Blending into our habitat
Beauty is as much about giving ourselves the time and head space to simply ‘be’ as it is about our surroundings being rich enough for our absorption. However our places don’t need to be very complex; a single tree shading an ordinary sidewalk suffices. Only yesterday walking during a hot Nor-Wester (a föhn wind) into the shade of a plane tree, there was a sudden stilling of time within the tree-space; I had to turn around and walk back in again to feel the coming together of filtered green light, soft foliage fragrance, and the hot wind accelerating beneath the tree’s canopy.
This was not an ‘experience’, certainly not an ‘environment’ (not even really ‘designed’, just a sidewalk weed-tree), more a sense of becoming the space for just a few seconds. When spaces are thoughtfully built into our habitat this sense of kinship with our animate and inanimate world gives us our sense of place and is a great motivator to argue for beauty in our cities.
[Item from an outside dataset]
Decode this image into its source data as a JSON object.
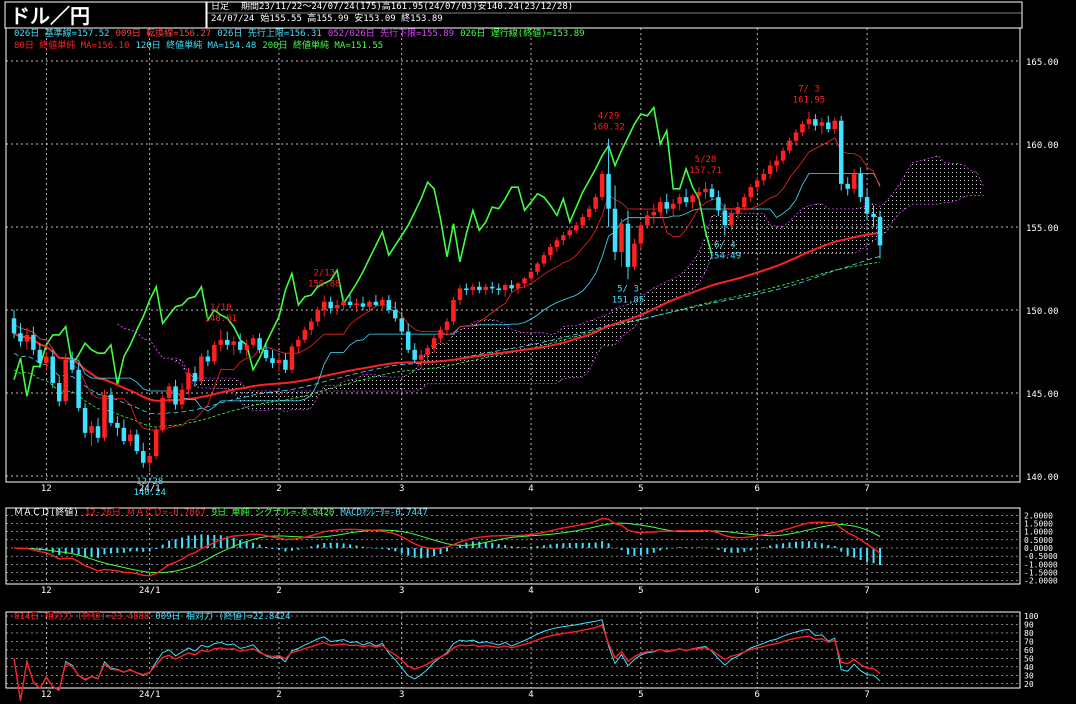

Lower Princes St, Dunedin NZ Oct 2017
Every day we should all be able to catch hold of such events. If our spaces so completely lack ‘absorbability’ we need to advocate, agitate and cultivate to bring the natural world in. We need to ensure authorities’ give us the time and space when urban places are designed. We are natural too – we’re natives to these places of stone, steel and asphalt although without seeing nature – even if only a single tree – we are incomplete and become disconnected from our own self, between ourselves, and separated from nature.
But urban beauty should have deeper roots than mere pretty green fuzz – the stuff of planners’ formal drawings and cold legal external terms like ‘environment’. Real beauty comes from allowing a space to show time and depth, stories and experiences. Bringing some of the past into the present, solving problems in-situ (e.g. with rain gardens), genuinely seeking locals’ input into design, construction, planting – these nurture real beauty and allow us to experience joy, delight and our human nature within the city.
Rain garden – 8401 National Blvd & Eastham Drive – SPAR City – Culver City, Los Angeles
We found this cool enlivened space one hot day in 2011 while walking around Eric Owen Moss’ designed Samitaur Constructs SPAR City complex in Culver City LA. Rain gardens are one component of Sustainable Urban Drainage Systems and act to retain, detain and filter stormwater flows, taking pressure off the urban reticulated system, as well as creating self-sustaining urban gardens and cooler spaces for human species.
Spar City is really worth a visit and you need at least half a day for absorption into a well-designed human habitat. The place is more avant garden than Avant Garde.
Rain garden – 8401 National Blvd & Eastham Drive – SPAR City – Culver City, LA
In 2011 we entered the garden from the right side of the dark wall (above) but we must’ve entered by a wormhole as it appears all closed off now. Spar City is ever-changing tho’ and new routes appear all the time as the complex develops.
Elephants’ foot trees (Beaucarnea recurvata) in parking lot behind Stealth building
The elephants’ foot trees appeared to have been underplanted with Dymondia margaretae Compton aka ‘silver carpet’ (Asteraceae) – link goes to SA nursery with helpful info – an extremely tough South African native very supportive of insect life.
Nigel Cowburn is a Landscape Architect based in Dunedin, New Zealand and Director of Growplan. His particular interests lie in large-scale site design, especially in the rural sector. He travels extensively in Otago and Southland working on farms, subdivisions and public spaces, and large-scale industrial projects. He has a particular interest in sustainable, long-term stormwater solutions – SUDs in preference to the conventional and costly engineered approach.